The incomprehensible bazillions of biochemical reactions firing off every nanosecond in every one of your cells have consequences.
Because there is no free lunch.
Not even in biology. The truth is...
There is a master anabolic switch hidden deep inside your cells. It unlocks rapid muscle growth, stimulates tissue repair, activates your immune system, and generally makes us stronger and more capable.
It’s known as “mTOR.”
You may have heard of it in the bodybuilding and biohacking worlds.
However, this master anabolic switch is not as straightforward as some might like you to believe.
The equation is more complicated than mTOR = more muscle gain.
The following is adapted from The Search for the Perfect Protein.
At our clinic, the LifeWorks Wellness Center, we have many clients—male and female—who have problems with low energy, depression, and insomnia. With these patients, we’ll measure neurotransmitter levels. The results tell the same story:
Symptomatic patients have neurotransmitter levels far below the optimal standards.

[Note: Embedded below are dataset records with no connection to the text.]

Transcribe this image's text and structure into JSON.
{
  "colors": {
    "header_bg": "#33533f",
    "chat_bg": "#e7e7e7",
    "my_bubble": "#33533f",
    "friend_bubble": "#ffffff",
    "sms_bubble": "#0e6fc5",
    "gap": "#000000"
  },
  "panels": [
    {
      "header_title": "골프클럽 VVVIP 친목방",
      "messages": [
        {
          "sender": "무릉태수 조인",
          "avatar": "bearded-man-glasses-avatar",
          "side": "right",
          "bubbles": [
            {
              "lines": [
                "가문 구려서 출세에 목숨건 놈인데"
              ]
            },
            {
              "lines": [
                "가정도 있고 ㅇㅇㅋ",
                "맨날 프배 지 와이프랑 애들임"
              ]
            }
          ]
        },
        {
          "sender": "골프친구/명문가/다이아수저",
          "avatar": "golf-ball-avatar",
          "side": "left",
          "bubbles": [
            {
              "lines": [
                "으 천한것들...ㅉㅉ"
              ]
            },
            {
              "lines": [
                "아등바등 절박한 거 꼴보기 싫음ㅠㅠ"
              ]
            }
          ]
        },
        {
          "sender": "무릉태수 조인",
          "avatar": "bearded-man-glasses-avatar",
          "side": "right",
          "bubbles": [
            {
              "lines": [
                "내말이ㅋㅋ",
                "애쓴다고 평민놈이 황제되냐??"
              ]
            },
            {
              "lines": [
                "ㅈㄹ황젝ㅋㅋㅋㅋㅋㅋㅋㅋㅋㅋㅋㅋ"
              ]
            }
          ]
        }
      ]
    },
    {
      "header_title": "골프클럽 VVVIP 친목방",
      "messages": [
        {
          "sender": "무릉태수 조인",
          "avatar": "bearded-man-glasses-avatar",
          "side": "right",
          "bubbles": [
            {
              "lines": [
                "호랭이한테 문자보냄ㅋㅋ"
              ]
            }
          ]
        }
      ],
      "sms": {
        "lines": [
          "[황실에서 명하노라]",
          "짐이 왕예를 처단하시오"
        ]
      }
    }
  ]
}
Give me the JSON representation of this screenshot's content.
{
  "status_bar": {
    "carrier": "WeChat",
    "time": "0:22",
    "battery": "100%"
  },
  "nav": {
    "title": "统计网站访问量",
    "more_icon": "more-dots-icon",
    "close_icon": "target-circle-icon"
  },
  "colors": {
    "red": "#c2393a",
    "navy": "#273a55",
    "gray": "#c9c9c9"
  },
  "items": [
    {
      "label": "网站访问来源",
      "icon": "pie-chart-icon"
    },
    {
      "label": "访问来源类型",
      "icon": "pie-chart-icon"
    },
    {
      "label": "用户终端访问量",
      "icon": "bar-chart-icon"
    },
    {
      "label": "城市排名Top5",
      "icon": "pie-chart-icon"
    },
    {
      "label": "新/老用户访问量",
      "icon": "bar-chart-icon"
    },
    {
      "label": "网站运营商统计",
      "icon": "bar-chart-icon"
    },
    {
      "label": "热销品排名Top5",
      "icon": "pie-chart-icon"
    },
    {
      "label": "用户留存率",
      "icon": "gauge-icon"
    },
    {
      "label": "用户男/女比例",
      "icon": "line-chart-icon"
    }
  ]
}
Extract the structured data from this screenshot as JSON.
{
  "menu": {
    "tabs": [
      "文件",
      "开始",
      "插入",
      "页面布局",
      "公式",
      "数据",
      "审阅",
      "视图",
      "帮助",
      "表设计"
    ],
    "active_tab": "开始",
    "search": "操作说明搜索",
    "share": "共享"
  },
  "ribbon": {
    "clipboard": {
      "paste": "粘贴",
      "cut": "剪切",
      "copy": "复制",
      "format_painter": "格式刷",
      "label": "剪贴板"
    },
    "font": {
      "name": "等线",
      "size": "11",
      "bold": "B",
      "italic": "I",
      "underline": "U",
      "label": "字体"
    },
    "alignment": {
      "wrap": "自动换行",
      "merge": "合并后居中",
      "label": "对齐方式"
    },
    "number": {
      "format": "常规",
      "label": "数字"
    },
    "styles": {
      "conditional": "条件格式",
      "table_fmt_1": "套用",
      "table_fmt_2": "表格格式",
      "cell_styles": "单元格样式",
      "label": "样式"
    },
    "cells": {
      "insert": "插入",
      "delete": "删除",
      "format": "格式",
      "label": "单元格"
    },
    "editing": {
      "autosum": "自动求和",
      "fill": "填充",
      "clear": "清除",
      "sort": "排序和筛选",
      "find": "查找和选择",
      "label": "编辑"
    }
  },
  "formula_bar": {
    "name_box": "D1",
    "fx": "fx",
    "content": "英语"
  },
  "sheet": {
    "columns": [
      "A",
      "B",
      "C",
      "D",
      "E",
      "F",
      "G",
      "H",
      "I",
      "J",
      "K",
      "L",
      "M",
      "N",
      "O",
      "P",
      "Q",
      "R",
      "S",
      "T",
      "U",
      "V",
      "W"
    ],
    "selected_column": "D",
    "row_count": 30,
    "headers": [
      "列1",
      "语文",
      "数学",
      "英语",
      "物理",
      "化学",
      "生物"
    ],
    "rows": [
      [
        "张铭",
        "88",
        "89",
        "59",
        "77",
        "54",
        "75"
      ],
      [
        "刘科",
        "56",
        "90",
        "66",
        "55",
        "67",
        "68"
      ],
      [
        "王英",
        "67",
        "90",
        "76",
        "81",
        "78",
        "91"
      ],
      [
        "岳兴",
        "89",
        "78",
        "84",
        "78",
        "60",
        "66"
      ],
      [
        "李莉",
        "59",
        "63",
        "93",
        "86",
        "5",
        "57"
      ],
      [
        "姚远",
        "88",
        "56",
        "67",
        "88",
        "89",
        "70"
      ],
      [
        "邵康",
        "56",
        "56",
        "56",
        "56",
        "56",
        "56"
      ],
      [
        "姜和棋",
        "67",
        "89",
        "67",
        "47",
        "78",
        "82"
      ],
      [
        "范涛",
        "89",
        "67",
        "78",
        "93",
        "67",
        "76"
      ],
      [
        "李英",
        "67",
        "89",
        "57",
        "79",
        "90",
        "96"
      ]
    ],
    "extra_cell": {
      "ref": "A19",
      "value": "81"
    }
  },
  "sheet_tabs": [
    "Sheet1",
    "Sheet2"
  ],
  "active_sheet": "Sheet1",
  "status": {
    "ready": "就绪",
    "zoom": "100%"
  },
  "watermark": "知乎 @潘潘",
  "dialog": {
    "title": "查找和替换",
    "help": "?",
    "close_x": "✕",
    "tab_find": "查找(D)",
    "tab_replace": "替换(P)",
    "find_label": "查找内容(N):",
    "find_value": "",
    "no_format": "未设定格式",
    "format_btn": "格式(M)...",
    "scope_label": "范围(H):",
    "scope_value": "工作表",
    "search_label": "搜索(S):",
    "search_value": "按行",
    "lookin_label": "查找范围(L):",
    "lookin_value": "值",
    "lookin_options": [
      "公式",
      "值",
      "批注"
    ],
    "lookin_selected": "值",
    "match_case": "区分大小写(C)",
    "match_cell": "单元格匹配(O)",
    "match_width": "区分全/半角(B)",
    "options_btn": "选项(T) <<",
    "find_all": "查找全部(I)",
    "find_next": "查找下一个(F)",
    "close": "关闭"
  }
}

Even when patients have been given prescription psych medications by their doctor, their levels remain low because the drugs do not correct the underlying cause.